CAN INCREASING THE R&D INTENSITY LOWER UNEMPLOYMENT RATE? CASE OF FIVE SELECTED EUROPEAN COUNTRIES
Languages of publication

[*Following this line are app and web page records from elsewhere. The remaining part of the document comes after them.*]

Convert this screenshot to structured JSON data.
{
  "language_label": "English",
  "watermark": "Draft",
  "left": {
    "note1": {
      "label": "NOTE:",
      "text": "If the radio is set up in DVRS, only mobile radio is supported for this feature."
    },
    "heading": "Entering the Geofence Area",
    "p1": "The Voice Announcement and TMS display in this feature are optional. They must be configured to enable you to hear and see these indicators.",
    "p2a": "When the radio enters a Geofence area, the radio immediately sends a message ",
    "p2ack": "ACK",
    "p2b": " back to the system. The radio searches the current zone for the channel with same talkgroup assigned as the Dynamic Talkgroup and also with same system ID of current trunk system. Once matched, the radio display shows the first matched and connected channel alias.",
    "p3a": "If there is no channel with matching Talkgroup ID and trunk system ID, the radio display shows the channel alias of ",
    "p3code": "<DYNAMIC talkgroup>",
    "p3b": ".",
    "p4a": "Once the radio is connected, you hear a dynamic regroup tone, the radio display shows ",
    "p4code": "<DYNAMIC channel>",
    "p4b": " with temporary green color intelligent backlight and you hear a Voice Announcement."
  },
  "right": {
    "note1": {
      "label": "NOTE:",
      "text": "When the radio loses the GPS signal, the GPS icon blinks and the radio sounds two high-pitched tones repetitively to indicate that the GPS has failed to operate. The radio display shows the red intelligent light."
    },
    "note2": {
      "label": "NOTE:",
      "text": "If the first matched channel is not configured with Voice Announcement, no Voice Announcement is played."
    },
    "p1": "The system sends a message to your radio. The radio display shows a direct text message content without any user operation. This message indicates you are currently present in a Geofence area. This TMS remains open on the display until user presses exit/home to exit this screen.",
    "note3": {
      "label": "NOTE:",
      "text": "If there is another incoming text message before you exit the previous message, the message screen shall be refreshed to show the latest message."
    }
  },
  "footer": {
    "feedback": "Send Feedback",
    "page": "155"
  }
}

This paper empirically examines the short-term and long-term effects of changes in R&D intensity on particularly the rate of unemployment in addition to economic growth for a sample of five European countries. Utilizing annual data for the sample period of 1991 – 2017, two alternative methodologies, namely the ‘ARDL bounds testing’ and ‘PMG estimation’ are employed. The empirical results have shown that there exists a long-run relationship between R&D, unemployment rate, and economic growth in four of the five countries investigated. Furthermore, the results of panel data analysis have suggested that even though in the long-run a given increase in R&D is likely to lower the rate of unemployment (in the average country of the sample), in the short-run, it can have adverse effects on unemployment. The paper argues that these empirical results can be taken as an evidence for the idea that even though the dominant form of technological change is in the form of ‘new task creation’ instead of ‘automation’, in the short-run new technologies may lead to an increase in the rate of unemployment due to the possible mismatch between the skills required by the newly created tasks (jobs) and the skills of the existing pool of workers.
188 – 207
Publication order reference